6 shows that onlyteaching attitudes to classroom practices show positive correlation in bothgroups. Teaching attitude will affect the teachers’ classroom practices. Italso shows that both groups showing no significant correlation between teachers’beliefs and classroom practices. Quinn and Wilson (1997) claimthat the ‘dichotomy’ of beliefs and practices may stem from the difficulty inherentin changing teacher pedagogy. The statement above explains the reason for the findingthat transforming teacher pedagogy is a major challenge in education around theworld. Teachers’ beliefs maybe the same but not in the classroom practices.
5.0 Conclusion Even though there are nosignificant differences in belief, attitude and practices between this two groupsbut this study has shown that there is a spot that highlighted the differencein the level of teaching practices. This can be a hint for the next researchfocus. Researchers around the worldhas shown co-operation among teacher to be an important engine of change andquality development in schools, this is where Professional Learning Community(PLC) stand in.
We believe that teaching practices will affect directly on thequality and effectiveness of the teaching and learning process. We do notbelieve in drastic changes in teacher’s practices but through sharing best practiceswe surmise that teachers can be lead for betterment.

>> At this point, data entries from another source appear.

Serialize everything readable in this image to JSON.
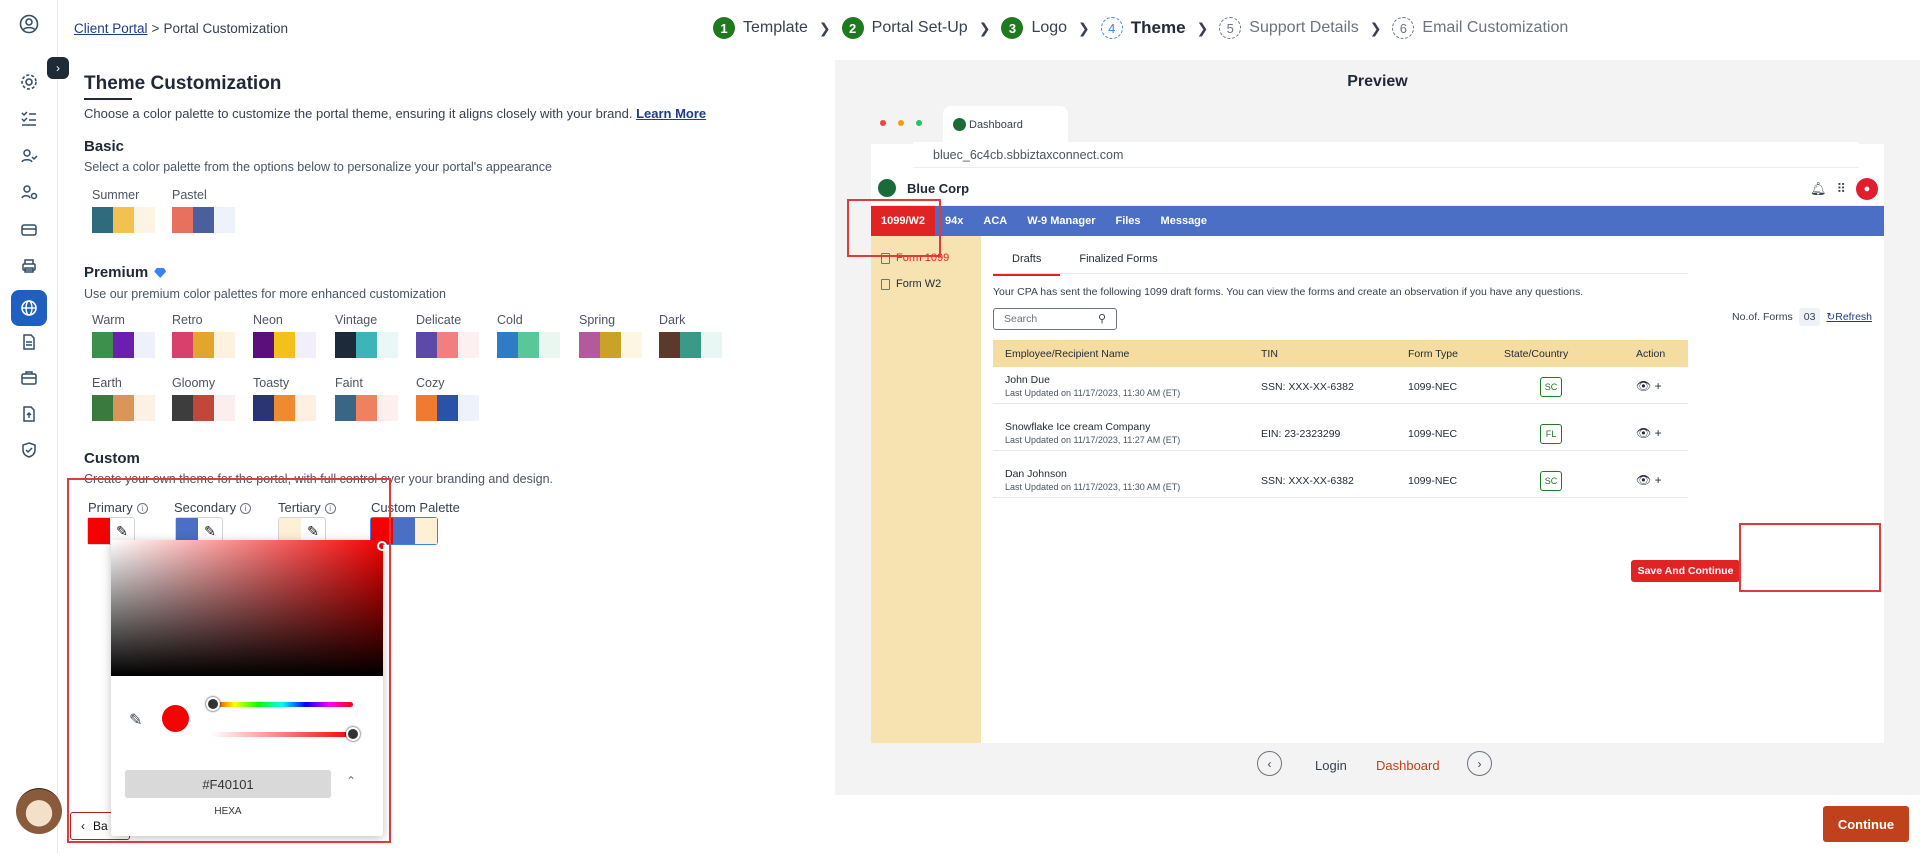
{
  "breadcrumb": {
    "link": "Client Portal",
    "sep": ">",
    "current": "Portal Customization"
  },
  "stepper": [
    {
      "num": "1",
      "label": "Template",
      "state": "done"
    },
    {
      "num": "2",
      "label": "Portal Set-Up",
      "state": "done"
    },
    {
      "num": "3",
      "label": "Logo",
      "state": "done"
    },
    {
      "num": "4",
      "label": "Theme",
      "state": "current"
    },
    {
      "num": "5",
      "label": "Support Details",
      "state": "todo"
    },
    {
      "num": "6",
      "label": "Email Customization",
      "state": "todo"
    }
  ],
  "page": {
    "title": "Theme Customization",
    "description": "Choose a color palette to customize the portal theme, ensuring it aligns closely with your brand.",
    "learn_more": "Learn More"
  },
  "basic": {
    "heading": "Basic",
    "description": "Select a color palette from the options below to personalize your portal's appearance",
    "palettes": [
      {
        "name": "Summer",
        "colors": [
          "#2f6b7c",
          "#f2c14e",
          "#fdf4e3"
        ]
      },
      {
        "name": "Pastel",
        "colors": [
          "#e8705f",
          "#4a5f9e",
          "#eef3fb"
        ]
      }
    ]
  },
  "premium": {
    "heading": "Premium",
    "description": "Use our premium color palettes for more enhanced customization",
    "palettes": [
      {
        "name": "Warm",
        "colors": [
          "#3d8f4c",
          "#6a1fb0",
          "#eef1fb"
        ]
      },
      {
        "name": "Retro",
        "colors": [
          "#d9406b",
          "#e3a52e",
          "#fdf1e0"
        ]
      },
      {
        "name": "Neon",
        "colors": [
          "#5a0f7a",
          "#f2c21b",
          "#f3eefb"
        ]
      },
      {
        "name": "Vintage",
        "colors": [
          "#1c2a3a",
          "#3eb3b8",
          "#e9f7f7"
        ]
      },
      {
        "name": "Delicate",
        "colors": [
          "#5d4aa8",
          "#f08080",
          "#fdf0f0"
        ]
      },
      {
        "name": "Cold",
        "colors": [
          "#2e7dc4",
          "#59c79a",
          "#eaf7f1"
        ]
      },
      {
        "name": "Spring",
        "colors": [
          "#b35a9e",
          "#c9a227",
          "#fcf6e3"
        ]
      },
      {
        "name": "Dark",
        "colors": [
          "#5b3a2c",
          "#3a9a86",
          "#e8f7f3"
        ]
      },
      {
        "name": "Earth",
        "colors": [
          "#3b7a3e",
          "#d9955a",
          "#fdf1e6"
        ]
      },
      {
        "name": "Gloomy",
        "colors": [
          "#3d3d3d",
          "#c0473a",
          "#fbeeee"
        ]
      },
      {
        "name": "Toasty",
        "colors": [
          "#2a3573",
          "#f08a2e",
          "#fdf0e3"
        ]
      },
      {
        "name": "Faint",
        "colors": [
          "#3a6686",
          "#ef8060",
          "#fdf0ec"
        ]
      },
      {
        "name": "Cozy",
        "colors": [
          "#ef7a30",
          "#2952a8",
          "#eef2fb"
        ]
      }
    ]
  },
  "custom": {
    "heading": "Custom",
    "description": "Create your own theme for the portal, with full control over your branding and design.",
    "primary_label": "Primary",
    "secondary_label": "Secondary",
    "tertiary_label": "Tertiary",
    "palette_label": "Custom Palette",
    "primary_color": "#f40101",
    "secondary_color": "#4a6fc4",
    "tertiary_color": "#fdf0d5",
    "info_glyph": "i",
    "pen_glyph": "✎"
  },
  "picker": {
    "hex_value": "#F40101",
    "format_label": "HEXA",
    "dropper_glyph": "✎",
    "toggle_glyph": "⌃"
  },
  "back_label": "Ba",
  "continue_label": "Continue",
  "preview": {
    "title": "Preview",
    "tab_title": "Dashboard",
    "url": "bluec_6c4cb.sbbiztaxconnect.com",
    "app_name": "Blue Corp",
    "nav": [
      "1099/W2",
      "94x",
      "ACA",
      "W-9 Manager",
      "Files",
      "Message"
    ],
    "side": [
      "Form 1099",
      "Form W2"
    ],
    "tabs": [
      "Drafts",
      "Finalized Forms"
    ],
    "message": "Your CPA has sent the following 1099 draft forms. You can view the forms and create an observation if you have any questions.",
    "search_placeholder": "Search",
    "forms_label": "No.of. Forms",
    "forms_count": "03",
    "refresh_label": "Refresh",
    "columns": [
      "Employee/Recipient Name",
      "TIN",
      "Form Type",
      "State/Country",
      "Action"
    ],
    "rows": [
      {
        "name": "John Due",
        "updated": "Last Updated on 11/17/2023, 11:30 AM (ET)",
        "tin": "SSN: XXX-XX-6382",
        "form": "1099-NEC",
        "state": "SC"
      },
      {
        "name": "Snowflake Ice cream Company",
        "updated": "Last Updated on 11/17/2023, 11:27 AM (ET)",
        "tin": "EIN: 23-2323299",
        "form": "1099-NEC",
        "state": "FL"
      },
      {
        "name": "Dan Johnson",
        "updated": "Last Updated on 11/17/2023, 11:30 AM (ET)",
        "tin": "SSN: XXX-XX-6382",
        "form": "1099-NEC",
        "state": "SC"
      }
    ],
    "save_label": "Save And Continue",
    "pager": {
      "prev": "‹",
      "left": "Login",
      "right": "Dashboard",
      "next": "›"
    }
  }
}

Eventually this study willassist Ranau District Education Office to provide effective interventions toimprove the quality of Teaching and Facilitation (PdPc) that we refer asclassroom practices of teachers in low-achieving schools to ensure student’soutcome in line with the National Education Philosophy.